By Christian Viveros-Fauné
By Miriam Felton-Dansky
By Tom Sellar
By Tom Sellar
By Jessica Dawson
By Tom Sellar
By R. C. Baker
By Tom Sellar
Shakespeare's Richard II and Aeschylus's The Persians, both plays that focus on the defeated and strike a predominantly elegiac tone, have little else in common except their ability to cause discomfiture: They both seem to have something "wrong" about them. With The Persians, it's the impulse behind the play's creation: Nobody has yet been able to determine if the original audience, in fifth-century-BC Athens, saw it as a stunning gesture of compassion toward a defeated enemy, a piece of sustained patriotic gloating by the victors, or a warning to the latter not to emulate the foolhardy arrogance of those they've just brought low. It may be a bit of all three. Whichever it is, its unvaried tone of lament poses a huge challenge to directors, not unlike the one our homegrown attempts at political theater have been facing since the current occupant in the White House launched his mendacious and pointless invasion of Iraq.
Lydia Koniordou's production of The Persians, which the National Theatre of Greece offered here briefly last week, struggled gamely and handsomely with the play's intractable structural problem, but had no more success in shaping the material (heard in a modern Greek translation) than its two English-language predecessors of recent seasons, by the National Actors Theatre and the Pearl Theatre Company. First come omens of defeat, then news of defeat, then the ghost of the king's father bitterly cursing his defeated scion's folly (a handy built-in analogy to our own Bush-league rulers), and finally the arrival of the royal loser himself, bitterly bewailing his disaster.
That's as much story as Aeschylus supplies. While you can get many different emotional colors out of it, the satisfactions it supplies as drama are minimal. The text is almost all delivered by the Chorus, Persian elders waiting anxiously for news from the front. Koniordou, who also played the lamenting queen mother, Atossa, mustered a wide and subtle range of techniques to break up their long threnodies: pitched or unpitched chanting over drum-based music (by Takis Farazis); a second, rougher-spoken chorus of messengers from the battle; exquisite shifts of the varicolored lighting (by Lefteria Pavlopoulos) to mark changes in the emotional temperature. (Occasionally, pushing feelings to the edge, she got into that risky territory where the ancient Athenians might have found the play sardonically funny: This is certainly the first time I ever heard a Greek chorus snivel in unison.) But the characters' emotion carries little cathartic effect; at best it rouses a glum resentment at our having been dragged into a position not unlike theirs, by a differently foolish leader.

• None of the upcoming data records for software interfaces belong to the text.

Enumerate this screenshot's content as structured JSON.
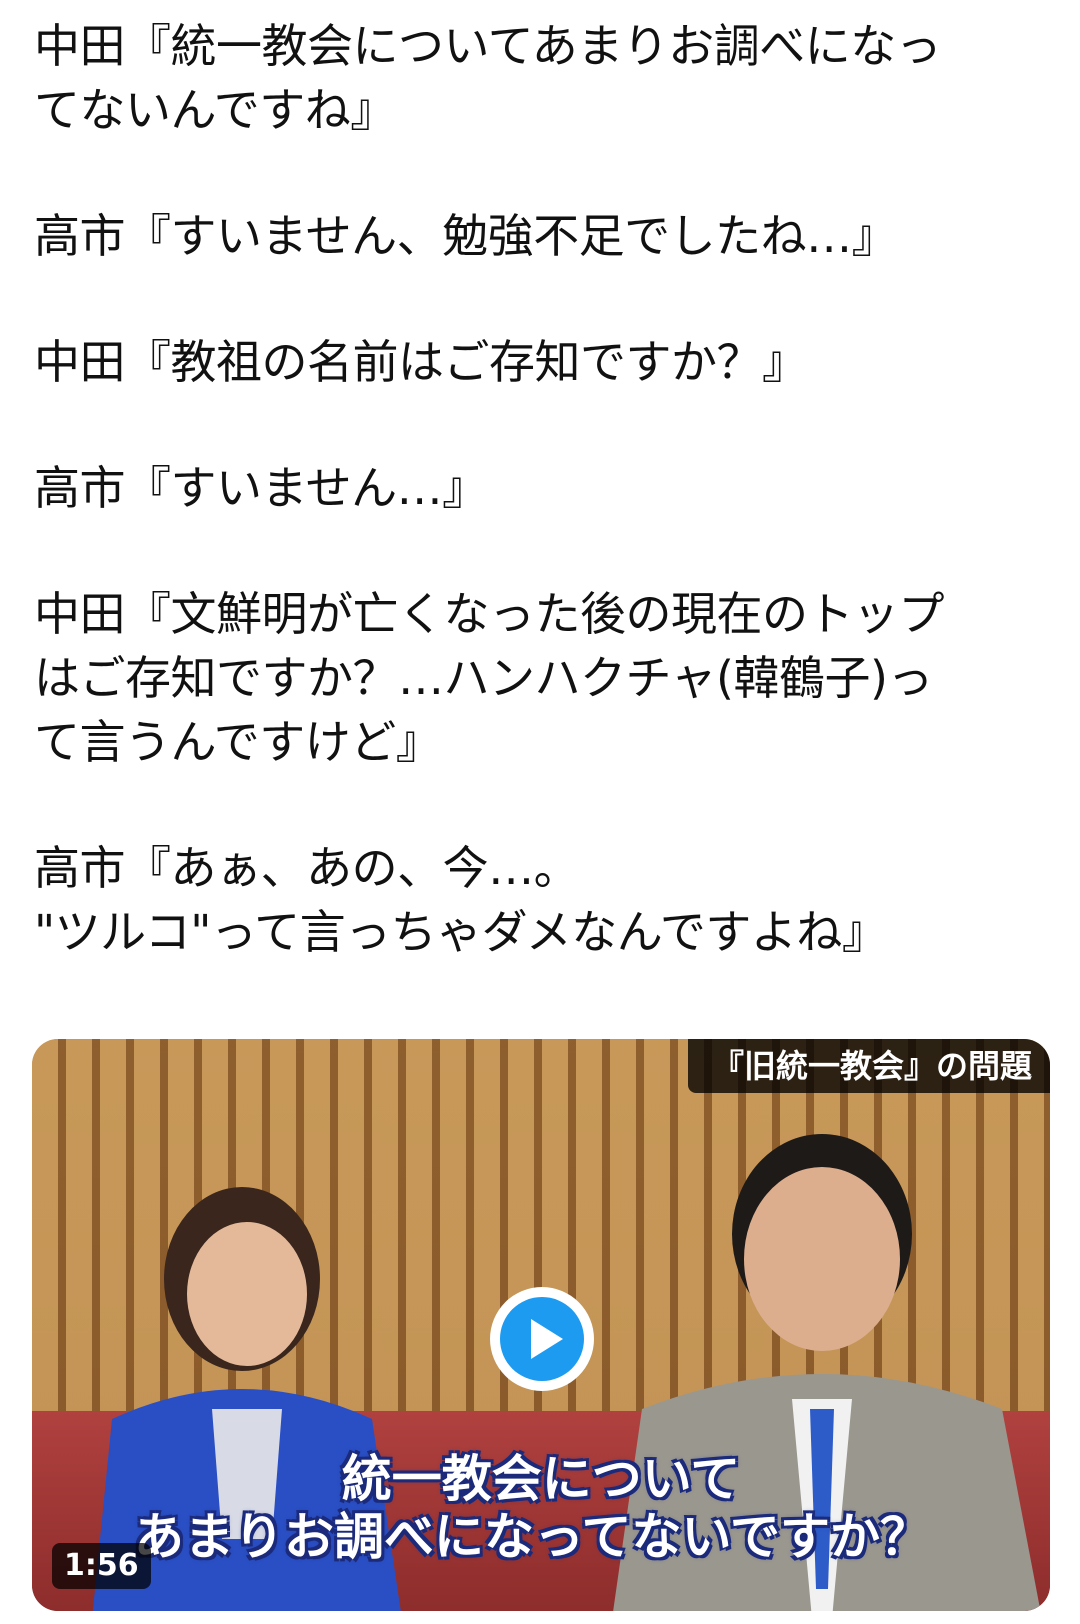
{
  "tweet": {
    "lines": [
      "中田『統一教会についてあまりお調べになっ",
      "てないんですね』",
      "高市『すいません、勉強不足でしたね…』",
      "中田『教祖の名前はご存知ですか？』",
      "高市『すいません…』",
      "中田『文鮮明が亡くなった後の現在のトップ",
      "はご存知ですか？…ハンハクチャ(韓鶴子)っ",
      "て言うんですけど』",
      "高市『あぁ、あの、今…。",
      "\"ツルコ\"って言っちゃダメなんですよね』"
    ]
  },
  "video": {
    "badge": "『旧統一教会』の問題",
    "subtitle_line1": "統一教会について",
    "subtitle_line2": "あまりお調べになってないですか？",
    "duration": "1:56",
    "colors": {
      "play_accent": "#1d9bf0",
      "subtitle_outline": "#1b2a7a"
    },
    "icons": {
      "play": "play-icon"
    }
  }
}
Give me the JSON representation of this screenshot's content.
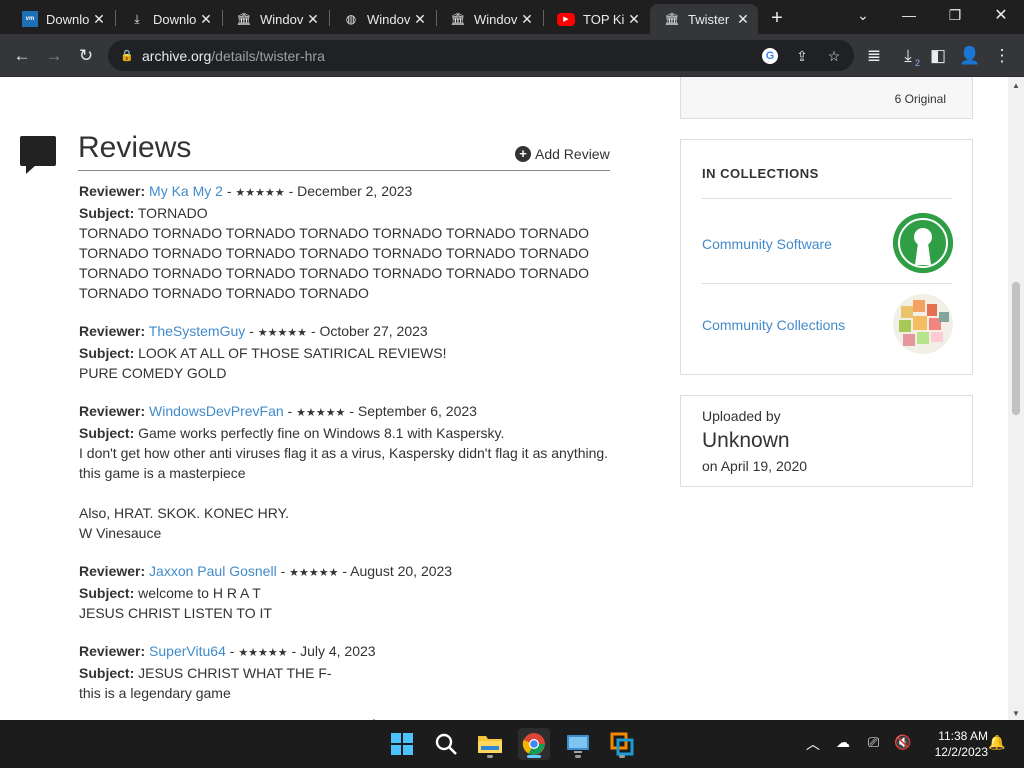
{
  "browser": {
    "tabs": [
      {
        "title": "Downlo",
        "icon": "vmware-icon"
      },
      {
        "title": "Downlo",
        "icon": "download-icon"
      },
      {
        "title": "Windov",
        "icon": "archive-icon"
      },
      {
        "title": "Windov",
        "icon": "globe-icon"
      },
      {
        "title": "Windov",
        "icon": "archive-icon"
      },
      {
        "title": "TOP Kid",
        "icon": "youtube-icon"
      },
      {
        "title": "Twister",
        "icon": "archive-icon",
        "active": true
      }
    ],
    "url_host": "archive.org",
    "url_path": "/details/twister-hra",
    "download_badge": "2"
  },
  "meta": {
    "original_count": "6 Original"
  },
  "reviews": {
    "title": "Reviews",
    "add_label": "Add Review",
    "reviewer_label": "Reviewer:",
    "subject_label": "Subject:",
    "items": [
      {
        "name": "My Ka My 2",
        "stars": "★★★★★",
        "date": "- December 2, 2023",
        "subject": "TORNADO",
        "body": "TORNADO TORNADO TORNADO TORNADO TORNADO TORNADO TORNADO\nTORNADO TORNADO TORNADO TORNADO TORNADO TORNADO TORNADO\nTORNADO TORNADO TORNADO TORNADO TORNADO TORNADO TORNADO\nTORNADO TORNADO TORNADO TORNADO"
      },
      {
        "name": "TheSystemGuy",
        "stars": "★★★★★",
        "date": "- October 27, 2023",
        "subject": "LOOK AT ALL OF THOSE SATIRICAL REVIEWS!",
        "body": "PURE COMEDY GOLD"
      },
      {
        "name": "WindowsDevPrevFan",
        "stars": "★★★★★",
        "date": "- September 6, 2023",
        "subject": "Game works perfectly fine on Windows 8.1 with Kaspersky.",
        "body": "I don't get how other anti viruses flag it as a virus, Kaspersky didn't flag it as anything.\nthis game is a masterpiece\n\nAlso, HRAT. SKOK. KONEC HRY.\nW Vinesauce"
      },
      {
        "name": "Jaxxon Paul Gosnell",
        "stars": "★★★★★",
        "date": "- August 20, 2023",
        "subject": "welcome to H R A T",
        "body": "JESUS CHRIST LISTEN TO IT"
      },
      {
        "name": "SuperVitu64",
        "stars": "★★★★★",
        "date": "- July 4, 2023",
        "subject": "JESUS CHRIST WHAT THE F-",
        "body": "this is a legendary game"
      }
    ]
  },
  "collections": {
    "heading": "IN COLLECTIONS",
    "items": [
      {
        "name": "Community Software",
        "image": "community-software-logo"
      },
      {
        "name": "Community Collections",
        "image": "community-collections-mosaic"
      }
    ]
  },
  "uploader": {
    "label": "Uploaded by",
    "name": "Unknown",
    "date": "on April 19, 2020"
  },
  "taskbar": {
    "time": "11:38 AM",
    "date": "12/2/2023"
  }
}
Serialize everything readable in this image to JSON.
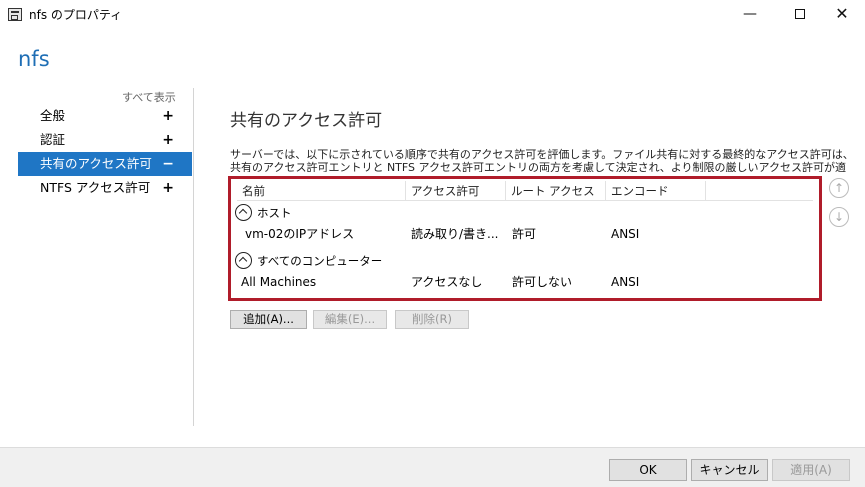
{
  "window": {
    "title": "nfs のプロパティ",
    "minimize": "—",
    "close": "✕"
  },
  "page_name": "nfs",
  "nav": {
    "show_all": "すべて表示",
    "items": [
      {
        "label": "全般",
        "sign": "+"
      },
      {
        "label": "認証",
        "sign": "+"
      },
      {
        "label": "共有のアクセス許可",
        "sign": "−",
        "selected": true
      },
      {
        "label": "NTFS アクセス許可",
        "sign": "+"
      }
    ]
  },
  "section": {
    "title": "共有のアクセス許可",
    "description": "サーバーでは、以下に示されている順序で共有のアクセス許可を評価します。ファイル共有に対する最終的なアクセス許可は、共有のアクセス許可エントリと NTFS アクセス許可エントリの両方を考慮して決定され、より制限の厳しいアクセス許可が適用されます。"
  },
  "table": {
    "columns": [
      "名前",
      "アクセス許可",
      "ルート アクセス",
      "エンコード"
    ],
    "groups": [
      {
        "label": "ホスト",
        "rows": [
          {
            "name": "vm-02のIPアドレス",
            "access": "読み取り/書き...",
            "root": "許可",
            "encoding": "ANSI"
          }
        ]
      },
      {
        "label": "すべてのコンピューター",
        "rows": [
          {
            "name": "All Machines",
            "access": "アクセスなし",
            "root": "許可しない",
            "encoding": "ANSI"
          }
        ]
      }
    ]
  },
  "reorder": {
    "up": "↑",
    "down": "↓"
  },
  "actions": {
    "add": "追加(A)...",
    "edit": "編集(E)...",
    "delete": "削除(R)"
  },
  "footer": {
    "ok": "OK",
    "cancel": "キャンセル",
    "apply": "適用(A)"
  }
}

Unwise leadership is central to Richard II, too, but it's hard to tell where the unwisdom lies. The Richard we see first, doing his best to settle the dispute between his contentious cousin Henry Bolingbroke and his fervent ally Thomas Mowbray with minimal bloodshed, seems as fair-minded and judicious as a king can be. Once the quarrelers are in exile, we suddenly get a greedy, self-indulgent Richard who gouges excess taxes from nobles and commoners alike, and sasses his dying uncle, John of Gaunt. When Bolingbroke returns at the head of an army, it's his turn to sound civil and fair-minded, pleading that all he wants is his own estate and swearing fealty to the king. The next thing we know, Bolingbroke forcing the abdication through which Richard, before being murdered by an office-hungry aristo, discovers his true nobility of soul through being a gracious loser.
Clearly, either Shakespeare or his characters have omitted something, some piece of general Elizabethan understanding about Richard II's reign that needed no onstage explanation for the crowd in a Tudor innyard. Presumably Richard's conciliatory equanimity is to be understood as weakness, his later self-indulgence as justifying his deposition. Theater was an important propaganda tool in Shakespeare's London: When the Earl of Essex led an attempted coup to depose Elizabeth, a co-conspirator bribed the company to revive Richard II for the occasion. Walsingham's spies were at work, and the conspirators were caught; the night before their execution, Elizabeth displayed her version of conciliatory equanimity by having Shakespeare's troupe play at Windsor. (On first learning of the conspiracy, she is supposed to have told Walsingham, "I am Richard II; know ye not that?")
Brian Kulick's austere, imposingly handsome, but curiously impassive production keeps the politics of Richard II as deep a mystery as the action's psychological mainsprings. Against big, monochrome backdrops by Tom Gleeson, the cast, in evening dress, stands or strolls languidly, evoking an Edwardian comedy of manners with a few parvenu Americans intruding for purposes of disconcertment. Graham Winton's raspy Bolingbroke is an Edward G. Robinson gangster in a tux; Jon de Vries, a booming-voiced, powerful actor weirdly miscast as the dying Gaunt, rasps even more forcefully. The decadence of Richard's court is signified by a glimpse of same-sex couples dancing and sniffing coke from a silver tray, inexplicably accompanied by an antique recording of The Teddy-Bears' Picnic.